Among those to offer their services to the family is former detective turned TV investigator Mark Williams-Thomas, who flew out to the Canary Islands on Monday.
Speaking outside his hotel, he says Mr Slater’s loved ones are “utterly broken” but still holding out hope that the youngster will be found safe and alive.
Among those who last spoke to the apprentice bricklayer is his friend Brad, who accompanied him to the festival. Speaking to Good Morning Britain, he said he could hear Mr Slater’s feet slide on the rocks, signalling to him his friend “went off the road”.
An eyewitness told police that she had spoken to the teenager while he was on the road near Masca, and informed him of the bus times back to the resort region. However, she spotted him a short while later walking up the road, the last sighting of him before he disappeared.
Although Spanish police spoke to the two men who had taken him to the mountain area after he was reported missing, little is known about their background or why they were staying in such a remote area.
He had met them while clubbing along Veronica’s strip, an area popular among British teenagers and young adults due to its row of late night bars and cheap drink deals.
At Papagayo’s nightclub, staff have clearly been told not to say anything in relation to the case. Snapchat images taken during the early hours of the morning on Sunday 16 June, showed Mr Slater partying with friends.
On Saturday, Spanish police were hoping for a large turnout of volunteers to search for him, as it approaches two weeks since he was last seen. Yet while the temperature is relatively moderate, the landscape is merciless with sharp drops, brambles and unclear paths.
For his family, they are hoping that this search party might put an end to their ordeal, and finally provide some answers.
Join thought-provoking conversations, follow other Independent readers and see their replies
His mother Debbie Duncan and his family have all flown out to the island
A firefighter looks over the village of Masca, Tenerife, while the search is ongoing (James Manning/PA)
PA Wire
Outbuildings in the Masca valley have also been searched by police and sniffer dogs
James Manning/PA Wire
His last location is about 37km away from where he had been partying in Playa de Las Americas
PA Wire
He attended a festival at Papagayo’s nightclub before going missing
The Independent
Members of a search and rescue team near the last known location of Jay Slater (James Manning/PA)
PA Wire
His friend Brad said he had heard the teenager leaving the road
This Morning
Jay Slater was last spotted in the Masca region in Tenerife
Want to bookmark your favourite articles and stories to read or reference later?
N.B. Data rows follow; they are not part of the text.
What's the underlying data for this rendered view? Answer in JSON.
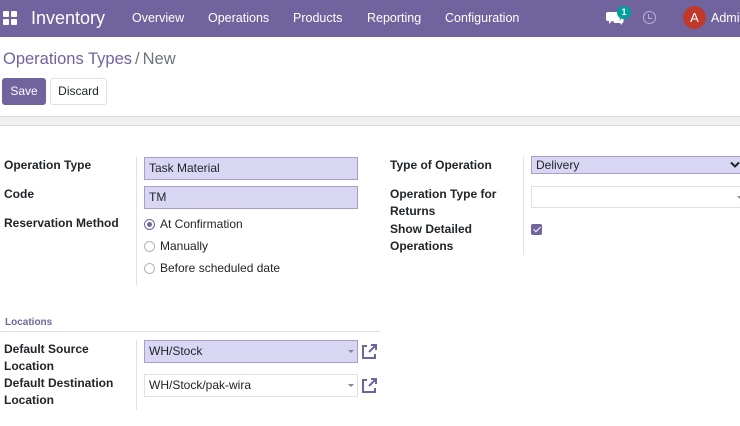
{
  "navbar": {
    "app_name": "Inventory",
    "menu": [
      "Overview",
      "Operations",
      "Products",
      "Reporting",
      "Configuration"
    ],
    "messages_badge": "1",
    "avatar_initial": "A",
    "user_name": "Admin"
  },
  "breadcrumb": {
    "parent": "Operations Types",
    "separator": "/",
    "current": "New"
  },
  "buttons": {
    "save": "Save",
    "discard": "Discard"
  },
  "form": {
    "operation_type": {
      "label": "Operation Type",
      "value": "Task Material"
    },
    "code": {
      "label": "Code",
      "value": "TM"
    },
    "reservation_method": {
      "label": "Reservation Method",
      "options": [
        "At Confirmation",
        "Manually",
        "Before scheduled date"
      ],
      "selected": "At Confirmation"
    },
    "type_of_operation": {
      "label": "Type of Operation",
      "value": "Delivery"
    },
    "return_type": {
      "label_line1": "Operation Type for",
      "label_line2": "Returns",
      "value": ""
    },
    "show_detailed": {
      "label_line1": "Show Detailed",
      "label_line2": "Operations",
      "checked": true
    },
    "locations": {
      "title": "Locations",
      "source": {
        "label_line1": "Default Source",
        "label_line2": "Location",
        "value": "WH/Stock"
      },
      "destination": {
        "label_line1": "Default Destination",
        "label_line2": "Location",
        "value": "WH/Stock/pak-wira"
      }
    }
  },
  "colors": {
    "brand": "#71639e",
    "required_field": "#d9d6f4",
    "badge": "#00a09d",
    "avatar": "#c0392b"
  }
}
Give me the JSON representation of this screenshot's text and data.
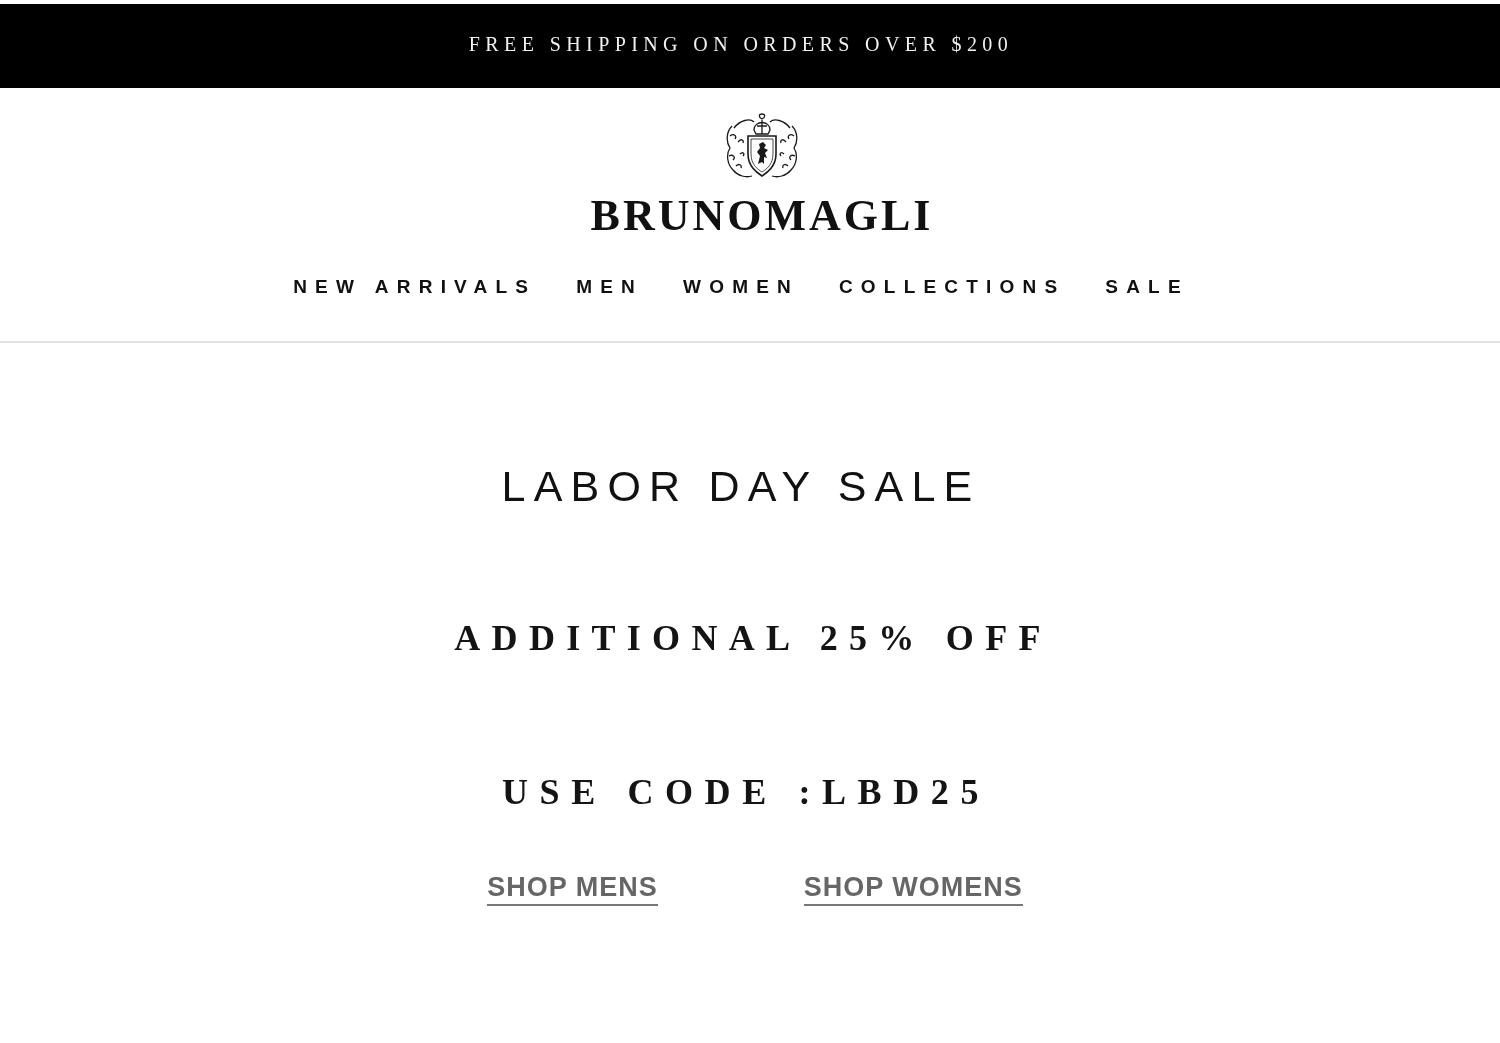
{
  "announcement_bar": {
    "text": "FREE SHIPPING ON ORDERS OVER $200"
  },
  "header": {
    "brand": "BRUNOMAGLI",
    "nav": [
      {
        "label": "NEW ARRIVALS"
      },
      {
        "label": "MEN"
      },
      {
        "label": "WOMEN"
      },
      {
        "label": "COLLECTIONS"
      },
      {
        "label": "SALE"
      }
    ]
  },
  "promo": {
    "title": "LABOR DAY SALE",
    "offer": "ADDITIONAL 25% OFF",
    "code_line": "USE CODE :LBD25",
    "links": [
      {
        "label": "SHOP MENS"
      },
      {
        "label": "SHOP WOMENS"
      }
    ]
  }
}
Start your Independent Premium subscription today.
Please refresh the page or navigate to another page on the site to be automatically logged inPlease refresh your browser to be logged in
Log in
New to The Independent?
Or if you would prefer:
Want an ad-free experience?


Leave a Comment

Your email address will not be published. Required fields are marked *

Scroll to Top